As one of Tanzania’s most important economic sectors and sources of foreign investment, tourism provides widespread opportunities for rent seeking and patronage activities among politicians. This trend is epitomised in the government’s relationship with the Otterlo Business Corporation (OBC), whose almost three-decade tenure in Tanzania has been plagued by allegations of corruption, human rights abuses and illicit hunting practices.
Endemic corruption has long rendered the Nigerian Ports Authority (NPA) ineffective in its role as governor and operator of Nigeria’s maritime ports, deterring investment and limiting economic development. However, the appointment of Hadiza Bala-Usman to head the critical parastatal promises an end to this trend, as President Muhammadu Buhari’s war against corruption turns to the country’s ports.
Following President Muhammadu Buhari’s public confirmation that he would seek re-election in 2019, campaign season in Nigeria has begun. Despite the advantages of incumbency, support for Buhari has dropped over the last three years and the APC appears to be turning its attention to developing its muted support base in the PDP stronghold of the south east in exchange for its support for an Igbo presidency in 2023.

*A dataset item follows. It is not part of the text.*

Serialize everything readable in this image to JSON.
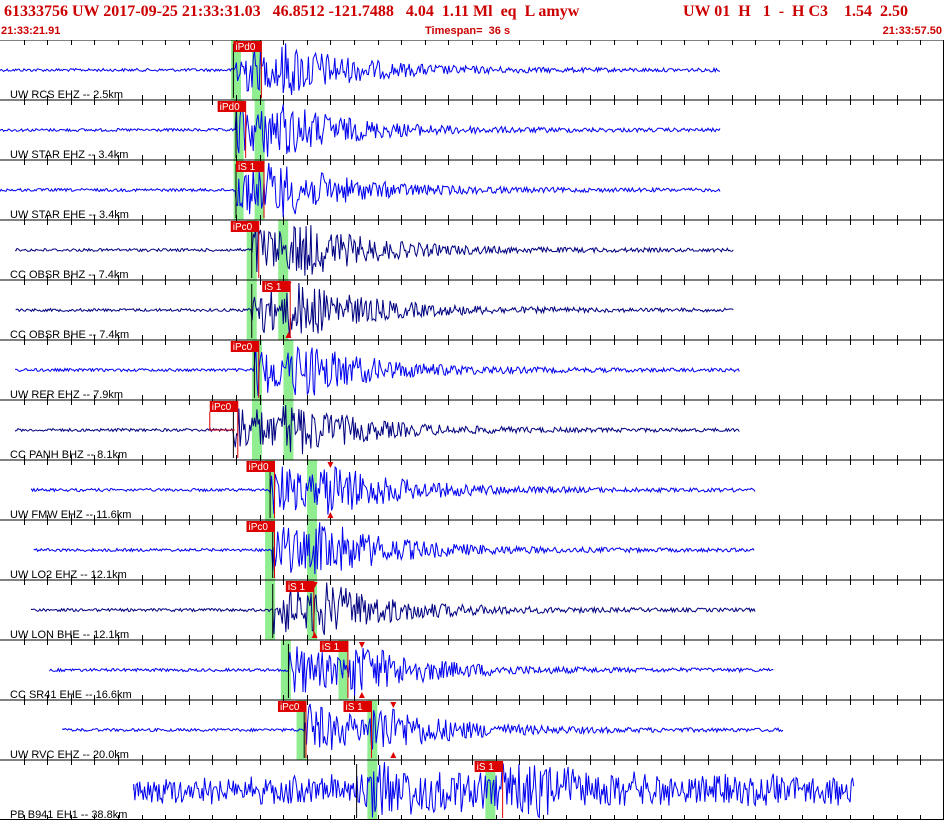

Sport hunting in Tanzania has long been synonymous with government corruption, with access to the lucrative sector believed to be controlled by a small group of elite politicians. However, the appointment of a new Minister for Natural Resources and Tourism suggests an imminent end to this trend, as sport hunting has finally attracted the attention of President John Magufuli’s war against corruption.
Kidnap for ransom is a dominant form of criminality in the Niger Delta, having evolved from being a tool used by local militant groups - to simultaneously fund their campaign against the government and attract international attention - to a hugely profitable business in and of itself. This activity has grown to involve an extensive network of actors.
While 'conflict free' certification schemes for 3TG imports from the DRC are commendable, in practice their effectiveness remains limited. This is particularly apparent in their failures to address the less publicised issue of how artisanal and small-scale mining in the DRC contributes to environmental crime.
Sonangol’s complex relationship with the Presidential office has created a de facto parallel government. Over the years it has operated outwith the traditional remit of a national oil company, exercising undue political and economic influence to the benefit of a select few. However, a combination of low global oil prices and restructuring will likely serve to finally curb its influence.
With President Kabila and his close circle of allies retaining tight control over industrial mining in the DRC, it is vital that foreign investors learn how to navigate networks of exposed political elite and their various gatekeepers. Shadow Governance’s new report on mining in the DRC details the key power plays and power players.
Sinopec’s acquisition of Chevron’s downstream businesses in South Africa and Botswana is China’s first major investment into Africa’s downstream oil industry. With energy demand in Africa continuing to increase – and demand slowing in China – Chinese companies are consequently turning to foreign markets to secure further customers for continued growth. Conversely, these investments may merely be part of a wider politically-motivated plan aimed at promoting China’s political influence across, not only Africa, but the wider international community.
Free Article
The ruling Frelimo party has positioned itself as the sole arbitrator for negotiation and social mobility in Mozambique; and has developed a virtual monopoly over political and judicial positions, and holds influence over the private sector. In essence, Frelimo elites can be viewed as the gatekeepers of foreign investment.
The newly established Somali-Turkish relations is providing Erdoğan and his inner circle with a source of lucrative returns, which could soon be increased.
Free Article
Resource distribution, like all forms of informal mechanisms in Nigeria, is linked to the practice of godfatherism, and it is via this dynamic that several of Nigeria’s key economic elite built their empires.
  • 1 (current)
  • 2